Separately, Michele Neylon of Blacknight Solutions, which hosts SaveDomainPrivacy.org, tells DI that a petition signed by more than 9,000 people will be submitted to ICANN tonight.
If we count the signatories as commenters, that would make this the largest ICANN comment period to date, outstripping the 14,000 comments received when religious groups objected to the approval of .xxx in 2010.
SaveDomainPrivacy.org and RespectOurPrivacy.org, separate registrar-led initiatives, are responsible for the large majority of comments.
While registrars no doubt have business reasons for objecting to the muddling the Whois privacy market, their letter-writing outreach has been based on their claims that they could be forced to unmask the Whois of vulnerable home-business owners and such.
The Privacy & Proxy Services Accreditation Issues Working Group (PPSAI) report, published in May, sketches out a framework that could allow intellectual property owners to have privacy removed from domains they suspect of hosting infringing content.

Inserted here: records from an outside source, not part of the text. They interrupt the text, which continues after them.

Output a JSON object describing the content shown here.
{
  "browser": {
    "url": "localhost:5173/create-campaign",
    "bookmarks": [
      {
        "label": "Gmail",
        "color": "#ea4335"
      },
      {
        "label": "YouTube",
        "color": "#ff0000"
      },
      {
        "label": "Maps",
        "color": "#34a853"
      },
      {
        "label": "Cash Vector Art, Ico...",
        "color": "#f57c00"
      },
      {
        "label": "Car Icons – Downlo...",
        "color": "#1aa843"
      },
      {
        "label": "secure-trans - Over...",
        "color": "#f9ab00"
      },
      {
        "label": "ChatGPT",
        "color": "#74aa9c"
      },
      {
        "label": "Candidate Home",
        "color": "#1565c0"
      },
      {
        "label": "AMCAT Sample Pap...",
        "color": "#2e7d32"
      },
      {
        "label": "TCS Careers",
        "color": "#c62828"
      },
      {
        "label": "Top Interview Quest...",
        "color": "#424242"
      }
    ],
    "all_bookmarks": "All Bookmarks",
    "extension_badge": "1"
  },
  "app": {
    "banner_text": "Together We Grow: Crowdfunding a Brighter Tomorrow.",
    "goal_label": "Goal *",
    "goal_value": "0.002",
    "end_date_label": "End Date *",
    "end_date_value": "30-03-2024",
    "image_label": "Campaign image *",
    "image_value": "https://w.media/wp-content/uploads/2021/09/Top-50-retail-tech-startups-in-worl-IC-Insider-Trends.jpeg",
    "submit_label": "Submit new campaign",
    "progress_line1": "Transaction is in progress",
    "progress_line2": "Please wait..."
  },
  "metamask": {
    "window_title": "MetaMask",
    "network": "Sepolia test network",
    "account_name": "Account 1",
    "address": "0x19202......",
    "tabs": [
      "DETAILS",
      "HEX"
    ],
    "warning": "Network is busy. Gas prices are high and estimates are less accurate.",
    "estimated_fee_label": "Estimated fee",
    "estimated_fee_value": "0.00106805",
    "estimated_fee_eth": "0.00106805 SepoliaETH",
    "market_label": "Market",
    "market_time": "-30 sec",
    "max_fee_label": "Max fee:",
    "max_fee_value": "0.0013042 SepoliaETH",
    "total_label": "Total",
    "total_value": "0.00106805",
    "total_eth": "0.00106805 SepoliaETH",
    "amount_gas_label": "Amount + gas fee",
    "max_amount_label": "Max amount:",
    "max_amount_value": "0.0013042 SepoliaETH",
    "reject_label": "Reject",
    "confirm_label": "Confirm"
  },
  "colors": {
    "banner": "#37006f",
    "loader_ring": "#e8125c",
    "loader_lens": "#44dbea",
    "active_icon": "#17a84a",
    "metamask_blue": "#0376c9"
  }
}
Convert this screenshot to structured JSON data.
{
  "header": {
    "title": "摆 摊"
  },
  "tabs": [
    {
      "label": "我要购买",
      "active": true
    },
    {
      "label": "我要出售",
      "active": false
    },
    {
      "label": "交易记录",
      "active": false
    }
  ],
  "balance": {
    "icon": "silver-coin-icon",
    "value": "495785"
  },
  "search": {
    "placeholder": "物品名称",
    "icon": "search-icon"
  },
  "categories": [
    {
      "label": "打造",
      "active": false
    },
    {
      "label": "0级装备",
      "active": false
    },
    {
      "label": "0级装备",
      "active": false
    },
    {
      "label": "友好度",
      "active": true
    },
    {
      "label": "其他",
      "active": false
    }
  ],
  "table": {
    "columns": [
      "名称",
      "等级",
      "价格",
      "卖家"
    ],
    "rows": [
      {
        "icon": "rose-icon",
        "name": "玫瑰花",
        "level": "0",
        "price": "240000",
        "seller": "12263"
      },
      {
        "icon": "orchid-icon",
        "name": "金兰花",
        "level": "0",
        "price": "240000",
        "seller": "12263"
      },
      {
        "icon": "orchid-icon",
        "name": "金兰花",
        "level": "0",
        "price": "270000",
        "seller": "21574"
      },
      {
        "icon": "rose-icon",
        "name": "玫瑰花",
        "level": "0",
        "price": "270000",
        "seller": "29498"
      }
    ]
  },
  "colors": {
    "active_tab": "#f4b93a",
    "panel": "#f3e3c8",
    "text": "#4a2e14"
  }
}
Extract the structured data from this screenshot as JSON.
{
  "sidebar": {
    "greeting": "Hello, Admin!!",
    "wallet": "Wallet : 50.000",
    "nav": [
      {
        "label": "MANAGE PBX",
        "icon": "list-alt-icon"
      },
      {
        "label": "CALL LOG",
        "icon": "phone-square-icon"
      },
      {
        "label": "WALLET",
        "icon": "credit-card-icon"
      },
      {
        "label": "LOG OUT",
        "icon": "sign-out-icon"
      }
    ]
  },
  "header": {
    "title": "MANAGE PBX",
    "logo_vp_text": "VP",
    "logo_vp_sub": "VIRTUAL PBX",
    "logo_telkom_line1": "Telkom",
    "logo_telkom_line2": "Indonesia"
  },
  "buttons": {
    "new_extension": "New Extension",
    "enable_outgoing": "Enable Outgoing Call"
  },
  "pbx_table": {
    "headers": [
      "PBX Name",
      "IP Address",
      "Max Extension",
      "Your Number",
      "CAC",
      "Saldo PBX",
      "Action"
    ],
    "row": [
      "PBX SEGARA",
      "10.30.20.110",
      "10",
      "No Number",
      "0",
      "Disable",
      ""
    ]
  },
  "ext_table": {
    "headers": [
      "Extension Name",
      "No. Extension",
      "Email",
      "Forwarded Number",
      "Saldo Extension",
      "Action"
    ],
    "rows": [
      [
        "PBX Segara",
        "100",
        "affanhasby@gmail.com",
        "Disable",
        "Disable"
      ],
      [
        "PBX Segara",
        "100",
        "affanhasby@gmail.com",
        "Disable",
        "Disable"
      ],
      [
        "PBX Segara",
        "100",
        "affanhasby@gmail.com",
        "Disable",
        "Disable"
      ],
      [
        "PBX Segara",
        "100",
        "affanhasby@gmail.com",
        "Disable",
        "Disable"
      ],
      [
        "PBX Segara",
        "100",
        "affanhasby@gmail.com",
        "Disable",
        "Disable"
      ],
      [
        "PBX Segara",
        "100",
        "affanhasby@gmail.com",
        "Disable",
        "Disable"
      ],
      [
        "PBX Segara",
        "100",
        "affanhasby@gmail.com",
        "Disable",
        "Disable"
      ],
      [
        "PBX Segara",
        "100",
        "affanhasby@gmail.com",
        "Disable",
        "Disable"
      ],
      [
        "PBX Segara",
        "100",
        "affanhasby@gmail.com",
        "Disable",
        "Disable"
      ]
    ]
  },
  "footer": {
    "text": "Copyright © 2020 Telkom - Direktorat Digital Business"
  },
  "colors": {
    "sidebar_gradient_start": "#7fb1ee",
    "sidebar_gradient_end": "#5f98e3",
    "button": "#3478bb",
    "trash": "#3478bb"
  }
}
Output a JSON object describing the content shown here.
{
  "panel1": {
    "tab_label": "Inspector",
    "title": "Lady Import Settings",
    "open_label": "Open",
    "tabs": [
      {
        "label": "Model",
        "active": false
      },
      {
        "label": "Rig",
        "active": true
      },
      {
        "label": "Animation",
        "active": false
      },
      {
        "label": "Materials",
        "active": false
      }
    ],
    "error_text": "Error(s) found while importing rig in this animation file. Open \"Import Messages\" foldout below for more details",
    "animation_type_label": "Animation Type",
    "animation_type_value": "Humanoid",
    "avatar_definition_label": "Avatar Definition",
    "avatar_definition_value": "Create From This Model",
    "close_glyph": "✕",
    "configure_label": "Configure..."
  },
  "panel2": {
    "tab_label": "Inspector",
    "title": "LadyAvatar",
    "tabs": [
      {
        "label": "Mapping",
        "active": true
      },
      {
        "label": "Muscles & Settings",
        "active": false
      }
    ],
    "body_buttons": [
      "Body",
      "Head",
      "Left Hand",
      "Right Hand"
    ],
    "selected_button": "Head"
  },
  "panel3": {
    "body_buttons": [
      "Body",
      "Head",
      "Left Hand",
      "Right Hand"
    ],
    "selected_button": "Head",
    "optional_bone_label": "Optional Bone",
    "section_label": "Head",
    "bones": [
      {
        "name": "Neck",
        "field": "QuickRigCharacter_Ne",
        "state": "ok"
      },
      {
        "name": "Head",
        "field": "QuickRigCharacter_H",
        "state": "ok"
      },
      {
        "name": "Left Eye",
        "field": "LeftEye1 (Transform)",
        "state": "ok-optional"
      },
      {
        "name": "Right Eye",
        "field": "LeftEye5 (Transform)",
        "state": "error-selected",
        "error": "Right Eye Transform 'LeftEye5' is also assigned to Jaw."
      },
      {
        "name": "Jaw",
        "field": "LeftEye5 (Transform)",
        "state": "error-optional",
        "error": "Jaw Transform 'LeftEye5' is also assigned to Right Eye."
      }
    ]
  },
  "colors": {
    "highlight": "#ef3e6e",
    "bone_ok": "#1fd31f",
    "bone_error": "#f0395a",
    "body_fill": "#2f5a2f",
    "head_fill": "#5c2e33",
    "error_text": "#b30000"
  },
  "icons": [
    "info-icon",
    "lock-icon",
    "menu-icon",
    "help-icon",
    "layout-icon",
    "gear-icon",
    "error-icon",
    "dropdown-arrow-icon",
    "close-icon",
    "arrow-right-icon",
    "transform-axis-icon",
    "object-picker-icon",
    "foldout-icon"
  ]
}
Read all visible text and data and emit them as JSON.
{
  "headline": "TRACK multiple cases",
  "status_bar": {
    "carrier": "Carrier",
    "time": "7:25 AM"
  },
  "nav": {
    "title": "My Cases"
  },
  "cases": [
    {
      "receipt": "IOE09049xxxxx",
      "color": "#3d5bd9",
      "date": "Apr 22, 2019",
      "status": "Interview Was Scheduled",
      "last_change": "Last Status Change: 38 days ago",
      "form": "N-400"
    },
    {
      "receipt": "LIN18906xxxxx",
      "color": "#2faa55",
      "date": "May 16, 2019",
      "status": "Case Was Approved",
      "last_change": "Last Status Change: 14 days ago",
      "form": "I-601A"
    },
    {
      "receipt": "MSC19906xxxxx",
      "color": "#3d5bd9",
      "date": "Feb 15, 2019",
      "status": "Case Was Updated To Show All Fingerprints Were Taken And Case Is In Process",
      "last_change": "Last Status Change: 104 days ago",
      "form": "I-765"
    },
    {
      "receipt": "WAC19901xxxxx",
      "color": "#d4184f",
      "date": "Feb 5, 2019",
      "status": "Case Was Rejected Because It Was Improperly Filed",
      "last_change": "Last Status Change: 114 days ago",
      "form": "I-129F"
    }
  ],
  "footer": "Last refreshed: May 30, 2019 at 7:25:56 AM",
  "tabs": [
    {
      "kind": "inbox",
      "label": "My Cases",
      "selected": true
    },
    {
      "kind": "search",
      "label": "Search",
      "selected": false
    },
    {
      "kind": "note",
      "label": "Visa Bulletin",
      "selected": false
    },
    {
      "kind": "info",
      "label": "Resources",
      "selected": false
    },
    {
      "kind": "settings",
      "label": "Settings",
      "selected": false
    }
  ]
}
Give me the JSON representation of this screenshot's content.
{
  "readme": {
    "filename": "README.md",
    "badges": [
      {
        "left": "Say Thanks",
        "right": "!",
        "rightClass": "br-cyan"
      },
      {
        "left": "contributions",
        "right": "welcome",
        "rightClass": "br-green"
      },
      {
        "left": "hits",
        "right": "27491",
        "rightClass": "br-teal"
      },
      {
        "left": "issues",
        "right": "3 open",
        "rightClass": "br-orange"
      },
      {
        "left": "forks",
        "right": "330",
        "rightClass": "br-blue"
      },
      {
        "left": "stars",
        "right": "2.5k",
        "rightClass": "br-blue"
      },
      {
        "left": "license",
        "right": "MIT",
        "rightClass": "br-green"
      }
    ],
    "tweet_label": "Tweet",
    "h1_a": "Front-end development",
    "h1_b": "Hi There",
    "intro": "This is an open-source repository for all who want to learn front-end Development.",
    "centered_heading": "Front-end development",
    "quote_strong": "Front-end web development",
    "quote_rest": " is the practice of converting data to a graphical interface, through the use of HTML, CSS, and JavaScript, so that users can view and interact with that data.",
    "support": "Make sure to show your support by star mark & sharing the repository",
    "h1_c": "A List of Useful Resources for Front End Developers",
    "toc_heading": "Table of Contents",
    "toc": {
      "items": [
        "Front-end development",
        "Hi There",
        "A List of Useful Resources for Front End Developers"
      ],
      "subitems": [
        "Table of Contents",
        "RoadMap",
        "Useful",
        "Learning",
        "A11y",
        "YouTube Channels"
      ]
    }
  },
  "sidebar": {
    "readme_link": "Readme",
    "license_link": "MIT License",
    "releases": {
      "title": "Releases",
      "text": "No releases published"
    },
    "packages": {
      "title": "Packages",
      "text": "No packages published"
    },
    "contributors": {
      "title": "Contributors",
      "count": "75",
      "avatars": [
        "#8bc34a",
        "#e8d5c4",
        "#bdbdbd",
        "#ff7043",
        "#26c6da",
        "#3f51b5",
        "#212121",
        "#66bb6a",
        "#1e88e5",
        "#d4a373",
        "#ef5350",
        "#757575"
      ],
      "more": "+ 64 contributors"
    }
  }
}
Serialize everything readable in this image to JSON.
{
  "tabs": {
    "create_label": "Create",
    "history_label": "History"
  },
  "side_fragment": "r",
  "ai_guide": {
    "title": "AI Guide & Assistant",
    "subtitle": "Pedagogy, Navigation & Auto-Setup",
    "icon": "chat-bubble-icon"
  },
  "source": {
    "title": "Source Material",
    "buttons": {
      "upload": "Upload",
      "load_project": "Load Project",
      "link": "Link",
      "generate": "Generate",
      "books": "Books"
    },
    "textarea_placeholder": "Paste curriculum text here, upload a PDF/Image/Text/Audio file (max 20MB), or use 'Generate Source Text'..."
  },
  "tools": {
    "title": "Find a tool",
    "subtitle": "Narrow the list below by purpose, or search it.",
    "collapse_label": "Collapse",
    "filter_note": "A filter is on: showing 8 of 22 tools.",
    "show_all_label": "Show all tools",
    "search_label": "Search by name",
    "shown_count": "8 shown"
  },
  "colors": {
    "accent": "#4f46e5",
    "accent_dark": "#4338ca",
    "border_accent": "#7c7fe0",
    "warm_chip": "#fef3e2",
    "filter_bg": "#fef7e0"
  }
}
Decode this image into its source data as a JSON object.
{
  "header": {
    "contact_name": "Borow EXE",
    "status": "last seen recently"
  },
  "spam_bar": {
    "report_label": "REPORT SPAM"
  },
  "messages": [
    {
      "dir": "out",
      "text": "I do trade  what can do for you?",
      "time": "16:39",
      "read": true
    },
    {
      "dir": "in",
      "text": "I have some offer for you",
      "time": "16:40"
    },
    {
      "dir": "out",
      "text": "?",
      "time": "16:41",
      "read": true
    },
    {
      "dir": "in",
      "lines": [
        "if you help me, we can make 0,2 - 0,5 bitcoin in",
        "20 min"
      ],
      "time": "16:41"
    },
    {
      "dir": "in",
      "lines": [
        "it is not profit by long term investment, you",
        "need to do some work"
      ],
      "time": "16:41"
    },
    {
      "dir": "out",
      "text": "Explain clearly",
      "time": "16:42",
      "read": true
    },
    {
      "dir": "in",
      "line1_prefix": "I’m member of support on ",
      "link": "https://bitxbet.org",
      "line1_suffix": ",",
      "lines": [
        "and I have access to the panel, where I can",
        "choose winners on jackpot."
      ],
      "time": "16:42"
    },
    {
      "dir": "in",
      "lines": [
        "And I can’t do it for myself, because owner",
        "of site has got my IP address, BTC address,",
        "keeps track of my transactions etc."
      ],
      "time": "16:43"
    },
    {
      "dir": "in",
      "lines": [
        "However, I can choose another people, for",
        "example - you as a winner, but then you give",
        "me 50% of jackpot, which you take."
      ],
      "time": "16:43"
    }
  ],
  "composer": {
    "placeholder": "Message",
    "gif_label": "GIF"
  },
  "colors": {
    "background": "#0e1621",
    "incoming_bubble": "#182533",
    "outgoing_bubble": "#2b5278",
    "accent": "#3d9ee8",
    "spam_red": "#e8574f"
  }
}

A minority position appended to the report by MarkMonitor, Facebook, LegitScript and supported by members of the Intellectual Property and Business Constituencies, would put a blanket ban on using privacy on domains used to commercially transact.
Go Daddy appears to be putting its money where its mouth is when it comes to arguments about domain privacy.
The company is paying for “sponsored” posts on Facebook that promote the ongoing petition against proposed changes to Whois policy at ICANN.
This has been appearing on Facebook for me all day, seriously interrupting my Farmville time:
Clicking the ad takes you directly to the Save Domain Privacy petition, rather than a Go Daddy sales pitch.
As I reported last week, thousands of internet users have blasted ICANN with template comments complaining about proposed limits on Whois privacy.
There are currently over 10,000 such comments, I estimate, with over a week left until the filing deadline.
Registrars, Go Daddy among them, are largely concerned about a minority proposal emerging from in a proxy/privacy service accreditation working group that would ban transactional e-commerce sites from having private registrations.
They’re also bothered that intellectual property owners could get more rights to unmask privacy users under the proposals.
Despite Go Daddy’s outreach, Repect Our Privacy, letter-writing campaign, backed by NameCheap and the Electronic Frontier Foundation, seems to be responsible for most of the comments filed to date.
Not that it’s necessarily relevant today, but NameCheap and Go Daddy were on opposing sides of the Stop Online Piracy Act debate — a linked controversy — a few years back.
A little-known registrar with close ties to Famous Four Media says it is now the second-largest seller of new gTLD domains, after Go Daddy.
AlpNames said it has 500,000 new gTLD domains under management, overtaking Network Solutions into the number-two position.
Its number for February, the last month for which registry reports are available, has the registrar with a DUM of under 50,000.
The vast majority of the names it sells or gives away are in gTLDs in the Famous Four portfolio — namely .science, .party and .webcam.
It’s currently selling those for $0.49 each, a $0.24 markup on the current promotional registry fee.
Factoring out the ICANN transaction fee, AlpNames has a margin of just a few cents per name.
Previously, it has given away .science names for free.
AlpNames is Famous Four’s neighbor in Gibraltar and owns domains such as register.science, indicating a very close relationship between the two companies.